But, he hollowed out the Republican Party in the process. While I’m saddened that my father died two weeks ago, I’m glad that he and my mother (who passed nearly 14 years ago), both lifelong Republicans, were not alive to witness what happened in Washington, D.C. Trump has broken the GOP, at least at the national level. It will probably recover, but the path forward is difficult to imagine right now.
The lesson I am taking from the event, and from movements over the last dozen years, is the power and peril of populism. Over a decade ago, we saw the rise of both the Tea Party and Occupy Wall Street. There was a fair amount of overlap between both movements, related to government bailouts of corporations while everyday Americans suffered.
Populist candidates also surfaced, from Ron Paul in 2008 and 2012, to both Trump and Bernie Sanders in 2016 and 2020. Once again, there has been a considerable overlap between Paul supporters in 2012 and Trump supporters in 2016, and between Trump supporters in 2016 and Sanders supporters in 2020. Not complete concordance, certainly; but the Venn diagram circles definitely overlap. Add in the antifa protesters, Trump supporters and the Black Lives Matter movement. My point here is that there is a lot of political and societal unrest, and it doesn’t always fit neatly within a left-right paradigm.

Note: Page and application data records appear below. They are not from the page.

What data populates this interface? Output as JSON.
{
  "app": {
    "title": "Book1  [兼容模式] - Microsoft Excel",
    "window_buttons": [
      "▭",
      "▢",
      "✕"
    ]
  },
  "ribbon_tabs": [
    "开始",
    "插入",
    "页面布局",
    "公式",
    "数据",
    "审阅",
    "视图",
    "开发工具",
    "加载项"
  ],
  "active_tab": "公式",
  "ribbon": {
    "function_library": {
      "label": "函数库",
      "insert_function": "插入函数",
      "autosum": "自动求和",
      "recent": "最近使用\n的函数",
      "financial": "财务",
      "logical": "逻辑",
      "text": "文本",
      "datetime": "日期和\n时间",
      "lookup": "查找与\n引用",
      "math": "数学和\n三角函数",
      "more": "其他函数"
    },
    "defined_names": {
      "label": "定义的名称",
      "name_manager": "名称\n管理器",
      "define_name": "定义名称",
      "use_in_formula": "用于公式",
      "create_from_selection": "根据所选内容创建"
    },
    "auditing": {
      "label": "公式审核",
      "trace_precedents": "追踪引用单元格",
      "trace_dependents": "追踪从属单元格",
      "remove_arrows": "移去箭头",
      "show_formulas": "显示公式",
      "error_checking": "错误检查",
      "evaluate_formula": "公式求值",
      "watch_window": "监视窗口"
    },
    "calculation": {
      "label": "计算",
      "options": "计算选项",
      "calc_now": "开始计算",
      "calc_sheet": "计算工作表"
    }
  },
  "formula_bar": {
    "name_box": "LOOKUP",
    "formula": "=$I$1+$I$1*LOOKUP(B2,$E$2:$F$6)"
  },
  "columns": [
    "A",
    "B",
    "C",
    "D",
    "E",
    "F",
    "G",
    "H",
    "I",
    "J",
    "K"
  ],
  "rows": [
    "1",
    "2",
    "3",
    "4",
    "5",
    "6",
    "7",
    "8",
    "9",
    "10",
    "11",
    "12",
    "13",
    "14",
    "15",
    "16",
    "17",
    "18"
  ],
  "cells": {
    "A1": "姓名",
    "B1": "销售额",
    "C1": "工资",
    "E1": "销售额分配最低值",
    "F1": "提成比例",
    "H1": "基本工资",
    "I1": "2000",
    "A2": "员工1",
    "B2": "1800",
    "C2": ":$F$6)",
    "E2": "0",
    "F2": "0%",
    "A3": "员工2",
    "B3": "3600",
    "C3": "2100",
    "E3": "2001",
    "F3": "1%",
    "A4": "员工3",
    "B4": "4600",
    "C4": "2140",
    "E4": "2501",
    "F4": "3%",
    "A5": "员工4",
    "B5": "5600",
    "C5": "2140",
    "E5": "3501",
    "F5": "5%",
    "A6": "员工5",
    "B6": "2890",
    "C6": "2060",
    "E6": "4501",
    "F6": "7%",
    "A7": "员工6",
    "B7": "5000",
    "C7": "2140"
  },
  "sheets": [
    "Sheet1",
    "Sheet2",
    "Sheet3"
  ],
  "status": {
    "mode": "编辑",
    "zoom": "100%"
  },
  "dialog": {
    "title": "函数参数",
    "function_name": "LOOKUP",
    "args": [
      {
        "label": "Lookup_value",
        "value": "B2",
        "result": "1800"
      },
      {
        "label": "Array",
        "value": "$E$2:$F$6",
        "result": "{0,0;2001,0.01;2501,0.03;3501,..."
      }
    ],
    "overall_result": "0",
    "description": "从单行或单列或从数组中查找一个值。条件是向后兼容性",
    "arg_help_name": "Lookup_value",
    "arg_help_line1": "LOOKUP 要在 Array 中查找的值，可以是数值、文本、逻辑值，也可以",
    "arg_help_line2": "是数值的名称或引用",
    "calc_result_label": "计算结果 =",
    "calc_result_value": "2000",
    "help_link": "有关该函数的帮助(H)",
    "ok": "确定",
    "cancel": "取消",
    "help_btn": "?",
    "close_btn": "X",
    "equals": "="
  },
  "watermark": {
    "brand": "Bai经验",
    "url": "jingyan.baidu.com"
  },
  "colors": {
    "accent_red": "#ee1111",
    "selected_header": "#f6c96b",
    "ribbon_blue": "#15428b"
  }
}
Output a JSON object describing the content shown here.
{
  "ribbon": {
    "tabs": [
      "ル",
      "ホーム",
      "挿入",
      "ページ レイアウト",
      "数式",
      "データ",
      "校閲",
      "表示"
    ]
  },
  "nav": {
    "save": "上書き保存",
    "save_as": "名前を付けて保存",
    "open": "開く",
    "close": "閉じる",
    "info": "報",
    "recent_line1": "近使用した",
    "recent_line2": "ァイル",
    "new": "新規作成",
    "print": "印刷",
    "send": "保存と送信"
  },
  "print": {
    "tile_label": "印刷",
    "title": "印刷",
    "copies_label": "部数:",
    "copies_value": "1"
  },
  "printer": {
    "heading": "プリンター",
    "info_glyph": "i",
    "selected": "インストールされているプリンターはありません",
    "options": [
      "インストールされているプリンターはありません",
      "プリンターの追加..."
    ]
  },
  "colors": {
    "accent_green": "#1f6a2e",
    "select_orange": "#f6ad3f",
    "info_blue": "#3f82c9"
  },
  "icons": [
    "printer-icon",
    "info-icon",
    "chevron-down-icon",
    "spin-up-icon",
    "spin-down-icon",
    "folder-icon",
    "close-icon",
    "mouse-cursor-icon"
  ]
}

The peril of populism, I think, comes when it is personified in single individual; at this moment, President Donald Trump. At that point, it can become a cult of personality, in which the subject of devotion can do no wrong, and in which all who are perceived to oppose him (or her) are evil or stupid.
The power of populist movements, if we are wise enough to recognize it, is that they are indications that things are not going well in our country. The lower and middle economic classes are suffering, while economic elites are doing quite well. Blacks and Hispanics feel targeted by law enforcement. Rural communities and formerly industrialized cities are suffering. Life expectancies are falling, while deaths to drug abuse and suicide continue to rise. Millions of Americans feel disenfranchised by our political system and don’t even bother to vote.
As a society, we are indeed not well. I think we need to look beyond the headlines and emotions of the present, and begin to focus our efforts on how we can make our country better, for all our people. Partisan politics-as-usual will not be the solution. We need to seek areas of common ground, develop policy ideas that would benefit all Americans, and work to reform our political system so that those ideas can actually be realized.
We’ve got our work cut out for us, so let’s get busy.
Christopher Peters of Coralville is a former Republican candidate for Congress in Iowa’s 2nd District.